Journal Article

Asian Indians are the fastest growing migration groups in the world. Studies evaluating the impact of migration on disease outcomes in this population are rare.We describe the methodology of the Singapore Indian Eye Study-2 (SINDI-2) aimed to evaluate the impact of migration status on diabetic retinopathy and other major age-related eye diseases in Asian Indians living in an urban environment.Population-based cohort study.A total of 2200 adults had participated in baseline SINDI (2007-2009, mean age [range] = 57.8 [42.7-84.1] years) and SINDI-2 (2013-2015, 56.5 [48.4-90.2] years).Participants were classified as 'first generation' if they were Indian residents born outside of Singapore and as 'second-generation' immigrants (59.7% in SINDI vs. 63.6% in SINDI-2) if they were born in Singapore.Response rate, participant characteristics and prevalence of systemic diseases were stratified by migration status.Of the 2914 eligible SINDI participants invited to participate, 2200 participated in SINDI-2 (response rate of 75.2%). In both SINDI and SINDI-2, compared with first-generation immigrants, second-generation immigrants were younger, less likely to have income <1000 SGD, had lower levels of pulse pressure, higher levels of high-density lipoprotein cholesterol, had lower prevalence of hypertension and chronic kidney disease and had higher prevalence of current smoking and obesity (all P < 0.05).In both SINDI and SINDI-2, second-generation immigrants had lower prevalence of cardiovascular risk factors except smoking and obesity compared with first-generation immigrants. The final report will confirm if these differences between generations are evident with regard to eye diseases.

Full Text

Duke Authors

Cited Authors

  • Sabanayagam, C; Yip, W; Gupta, P; Mohd Abdul, RB; Lamoureux, E; Kumari, N; Cheung, GC; Cheung, CY; Wang, JJ; Cheng, C-Y; Wong, TY

Published Date

  • November 2017

Published In

Volume / Issue

  • 45 / 8

Start / End Page

  • 779 - 789

PubMed ID

  • 28472538

Pubmed Central ID

  • 28472538

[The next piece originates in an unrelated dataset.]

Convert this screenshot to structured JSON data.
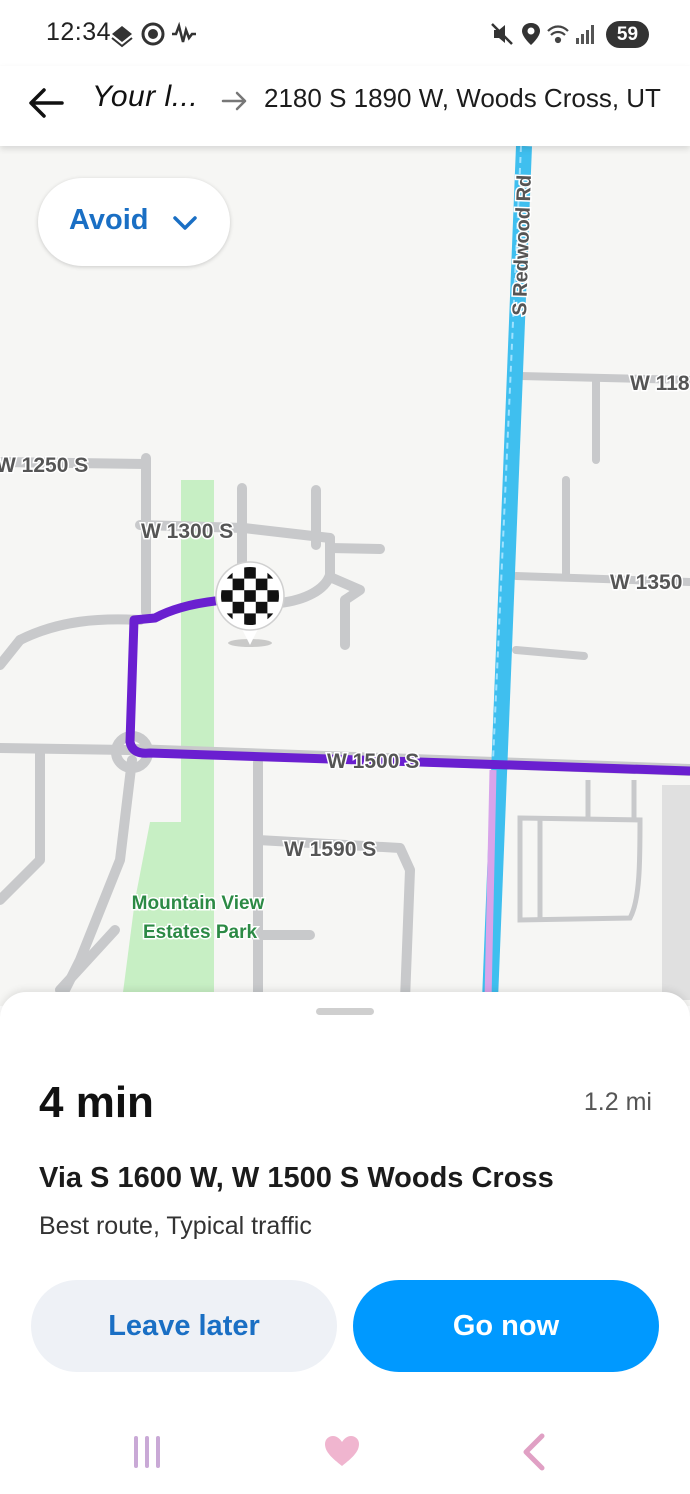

Electronic International Standard Serial Number (EISSN)

  • 1442-9071

International Standard Serial Number (ISSN)

  • 1442-6404

Digital Object Identifier (DOI)

  • 10.1111/ceo.12974


  • eng